(Related, but not quite the same as, How should unfalsifiable claims be handled?)
What standards should be used when attempting to debunk "conspiracy theory" claims?
Consider as an example Has the US Government tagged people to be killed with stickers on the mailboxes? I suspect that the claim is false, but I am having trouble imagining what kind of answer would satisfactorily establish this.
Should we demand evidence that would convince a reasonable skeptic, based on our usual referencing standards (e.g. peer-reviewed journals, etc)? Such evidence is unlikely to convince a genuine adherent of the claim. If there really is a government conspiracy to kill millions of citizens, surely the conspirators would also be capable of planting misinformation in reputable journals, so they can't be relied upon. Anyway, most reasonable skeptics probably don't consider the claim credible in the first place.
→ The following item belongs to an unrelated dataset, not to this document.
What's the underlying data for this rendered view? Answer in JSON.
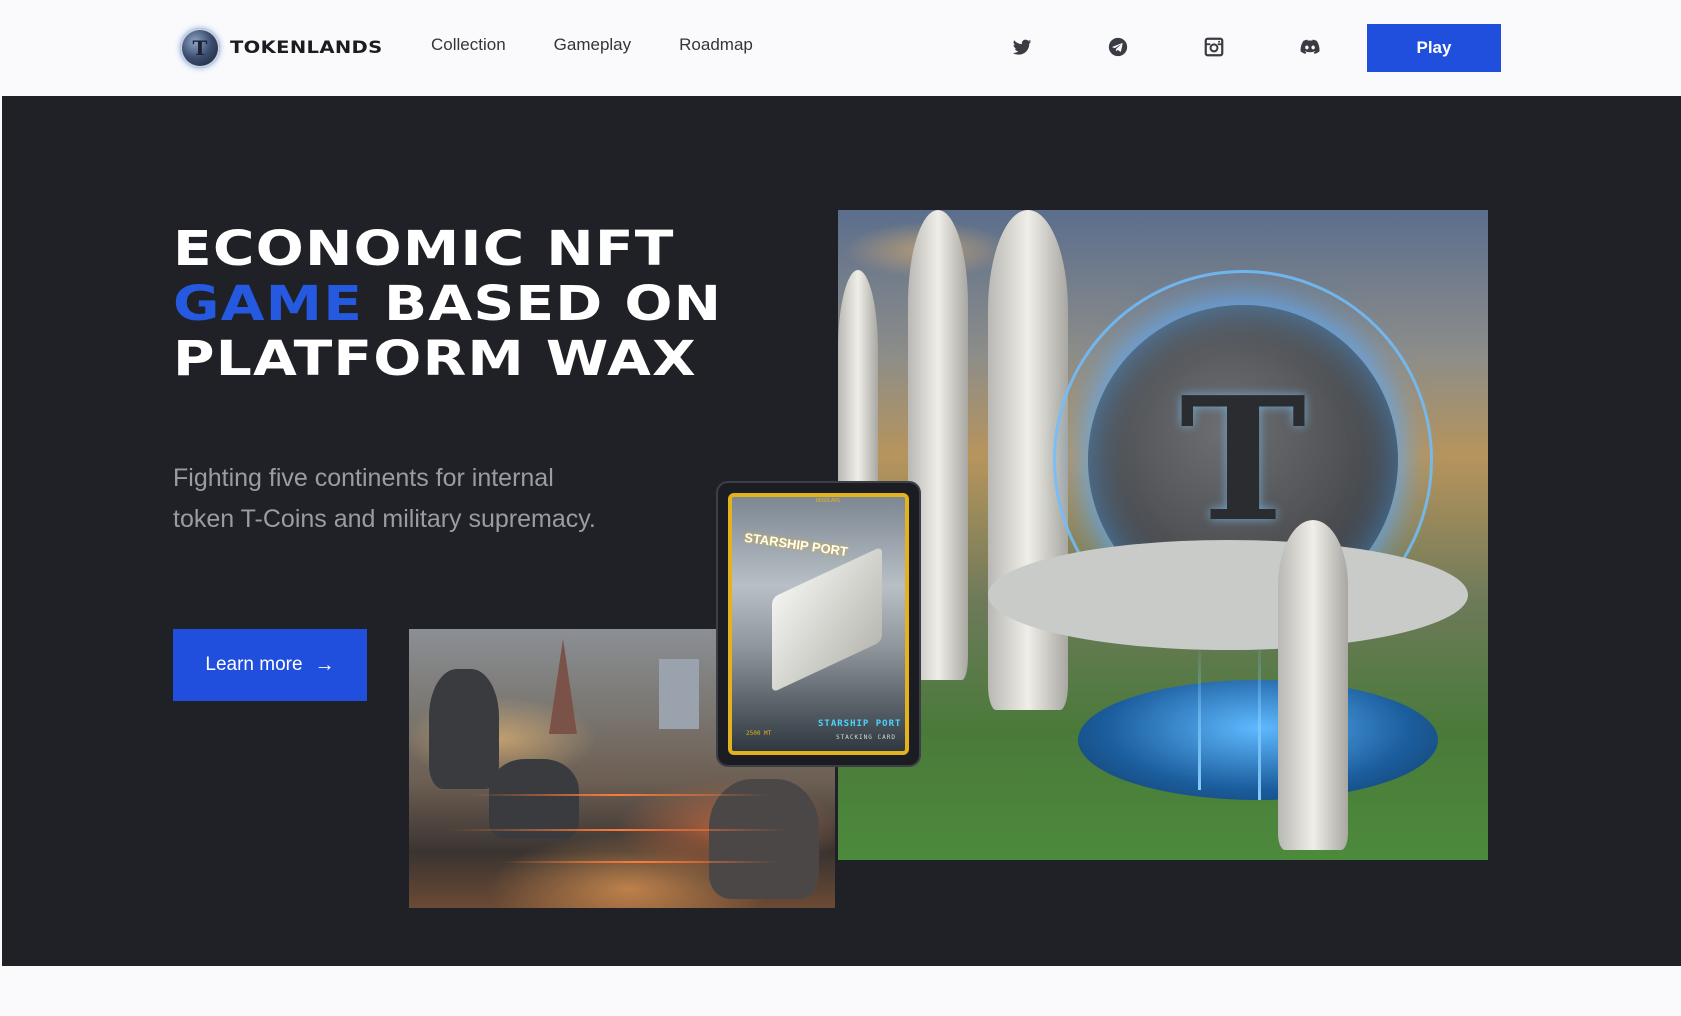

Should we demand incontrovertible evidence, that would convince any rational thinker? ("Every US government employee has been interrogated under the influence of magical truth serum, and all of them denied the existence of the conspiracy.") This probably doesn't exist - by that standard, the claim is likely unfalsifiable.
Should we give original arguments as to the implausibility of the claim? ("If the government wanted to kill people, they would surely organize it in a more efficient way, using electronic records instead of mailbox stickers.") We generally don't allow such "theory answers".
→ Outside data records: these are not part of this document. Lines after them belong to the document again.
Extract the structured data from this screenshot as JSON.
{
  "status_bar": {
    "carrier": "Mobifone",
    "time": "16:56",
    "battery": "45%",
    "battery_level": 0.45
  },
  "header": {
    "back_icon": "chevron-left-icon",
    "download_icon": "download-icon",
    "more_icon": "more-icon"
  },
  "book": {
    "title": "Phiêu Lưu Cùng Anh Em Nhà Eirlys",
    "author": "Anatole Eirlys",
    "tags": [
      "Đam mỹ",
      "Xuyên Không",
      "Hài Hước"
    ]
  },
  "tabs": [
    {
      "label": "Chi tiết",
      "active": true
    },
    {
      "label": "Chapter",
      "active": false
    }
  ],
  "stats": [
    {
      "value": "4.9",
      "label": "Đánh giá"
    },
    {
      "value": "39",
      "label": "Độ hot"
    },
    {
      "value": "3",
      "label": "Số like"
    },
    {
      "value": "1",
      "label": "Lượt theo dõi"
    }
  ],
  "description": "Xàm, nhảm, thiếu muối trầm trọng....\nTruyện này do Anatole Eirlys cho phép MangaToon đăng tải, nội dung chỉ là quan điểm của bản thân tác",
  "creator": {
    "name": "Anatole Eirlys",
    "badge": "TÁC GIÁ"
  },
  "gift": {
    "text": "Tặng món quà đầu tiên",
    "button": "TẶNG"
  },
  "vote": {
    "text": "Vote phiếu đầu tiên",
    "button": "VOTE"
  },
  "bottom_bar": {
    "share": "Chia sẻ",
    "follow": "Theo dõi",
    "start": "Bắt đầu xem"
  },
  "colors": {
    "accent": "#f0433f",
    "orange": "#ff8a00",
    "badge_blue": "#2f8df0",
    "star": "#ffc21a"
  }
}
Should we require that the asker specify in advance what sort of evidence they would regard as satisfactory? In that case, if what they specify is reasonable, we can attempt to search for it, without fear that it will be rejected as conspiracy misinformation. If it's unreasonable (they want magical truth serum interrogation transcripts), we could close the question. But maybe this places an excessive burden on the asker. We don't demand this of people asking more mundane questions; we apply community standards of evidence. Also, having the asker state their personal standard of evidence makes the question less generally applicable; a future reader might not find that particular set of evidence convincing.
Should we just leave such questions open and unanswered indefinitely, until such indeterminate time as incontrovertible evidence may surface?
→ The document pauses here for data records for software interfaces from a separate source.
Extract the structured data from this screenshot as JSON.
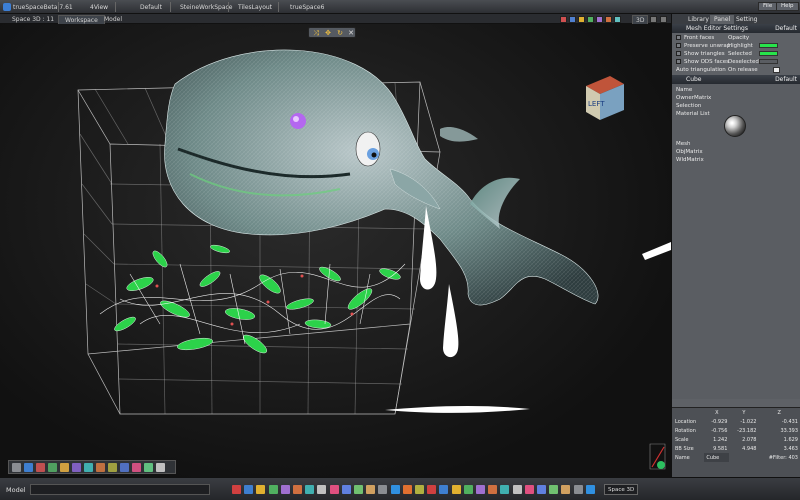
{
  "titlebar": {
    "app_title": "trueSpaceBeta 7.61",
    "menus": [
      "4View",
      "Default",
      "SteineWorkSpace",
      "TilesLayout",
      "trueSpace6"
    ],
    "buttons": [
      "File",
      "Help"
    ]
  },
  "tabs_bar": {
    "space_label": "Space 3D : 11",
    "tabs": [
      "Workspace",
      "Model"
    ],
    "mode_3d": "3D"
  },
  "viewport": {
    "nav_cube_label": "LEFT"
  },
  "right_panel": {
    "tabs": [
      "Library",
      "Panel",
      "Setting"
    ],
    "mesh_editor": {
      "title": "Mesh Editor Settings",
      "default_label": "Default",
      "rows": [
        {
          "label": "Front faces",
          "right": "Opacity"
        },
        {
          "label": "Preserve unwrap",
          "right": "Highlight"
        },
        {
          "label": "Show triangles",
          "right": "Selected"
        },
        {
          "label": "Show ODS faces",
          "right": "Deselected"
        },
        {
          "label": "Auto triangulation",
          "right": "On release"
        }
      ]
    },
    "object": {
      "title": "Cube",
      "default_label": "Default",
      "props": [
        "Name",
        "OwnerMatrix",
        "Selection",
        "Material List",
        "Mesh",
        "ObjMatrix",
        "WldMatrix"
      ]
    },
    "transform": {
      "axes": [
        "X",
        "Y",
        "Z"
      ],
      "rows": [
        {
          "label": "Location",
          "values": [
            "-0.929",
            "-1.022",
            "-0.431"
          ]
        },
        {
          "label": "Rotation",
          "values": [
            "-0.756",
            "-23.182",
            "33.393"
          ]
        },
        {
          "label": "Scale",
          "values": [
            "1.242",
            "2.078",
            "1.629"
          ]
        },
        {
          "label": "BB Size",
          "values": [
            "9.581",
            "4.948",
            "3.463"
          ]
        }
      ],
      "name_label": "Name",
      "name_value": "Cube",
      "filter_label": "#Filter: 403"
    }
  },
  "statusbar": {
    "label": "Model",
    "space_mode": "Space 3D"
  },
  "colors": {
    "accent_green": "#27e34b",
    "panel_bg": "#5e6166",
    "header_bg": "#2d3036"
  }
}
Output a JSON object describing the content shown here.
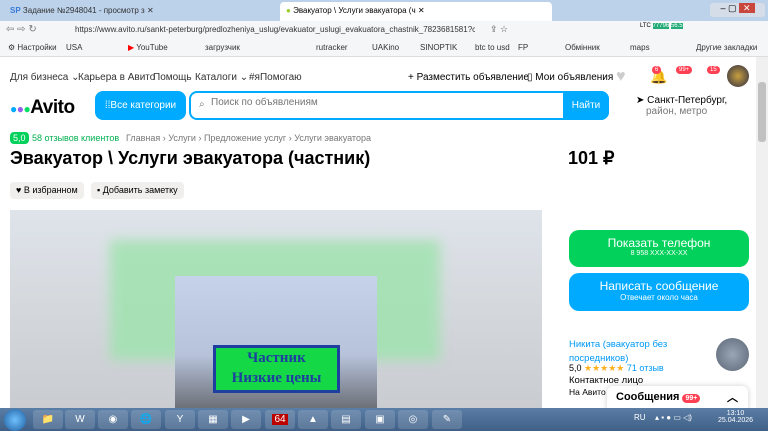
{
  "browser": {
    "tabs": [
      {
        "label": "Задание №2948041 - просмотр з"
      },
      {
        "label": "Эвакуатор \\ Услуги эвакуатора (ч"
      }
    ],
    "url": "https://www.avito.ru/sankt-peterburg/predlozheniya_uslug/evakuator_uslugi_evakuatora_chastnik_7823681581?context=H4sIA...",
    "bookmarks": [
      "Настройки",
      "USA",
      "YouTube",
      "загрузчик",
      "rutracker",
      "UAKino",
      "SINOPTIK",
      "btc to usd",
      "FP",
      "Обмінник",
      "maps"
    ],
    "other_bookmarks": "Другие закладки",
    "ext_badges": {
      "ltc": "LTC",
      "price1": "77796",
      "price2": "56.5"
    }
  },
  "topnav": {
    "links": [
      "Для бизнеса",
      "Карьера в Авито",
      "Помощь",
      "Каталоги",
      "#яПомогаю"
    ],
    "post_ad": "Разместить объявление",
    "my_ads": "Мои объявления",
    "badges": {
      "notifications": "6",
      "messages": "99+",
      "cart": "15"
    }
  },
  "header": {
    "logo": "Avito",
    "categories": "Все категории",
    "search_placeholder": "Поиск по объявлениям",
    "search_button": "Найти",
    "city": "Санкт-Петербург,",
    "district": "район, метро"
  },
  "listing": {
    "rating": "5,0",
    "reviews": "58 отзывов клиентов",
    "breadcrumbs": [
      "Главная",
      "Услуги",
      "Предложение услуг",
      "Услуги эвакуатора"
    ],
    "title": "Эвакуатор \\ Услуги эвакуатора (частник)",
    "price": "101 ₽",
    "favorite": "В избранном",
    "note": "Добавить заметку",
    "sign_line1": "Частник",
    "sign_line2": "Низкие цены"
  },
  "sidebar": {
    "show_phone": "Показать телефон",
    "phone": "8 958 XXX-XX-XX",
    "write": "Написать сообщение",
    "reply_time": "Отвечает около часа",
    "seller_name": "Никита (эвакуатор без посредников)",
    "seller_rating": "5,0",
    "stars": 5,
    "seller_reviews": "71 отзыв",
    "contact": "Контактное лицо",
    "on_avito": "На Авито с"
  },
  "messages_popup": {
    "label": "Сообщения",
    "badge": "99+"
  },
  "taskbar": {
    "lang": "RU",
    "time": "13:10",
    "date": "25.04.2026",
    "app64": "64"
  },
  "colors": {
    "green": "#02d15c",
    "blue": "#00aaff",
    "link": "#0099f7"
  }
}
Should we simply close all such questions? (What criteria should be applied in identifying "such questions"?)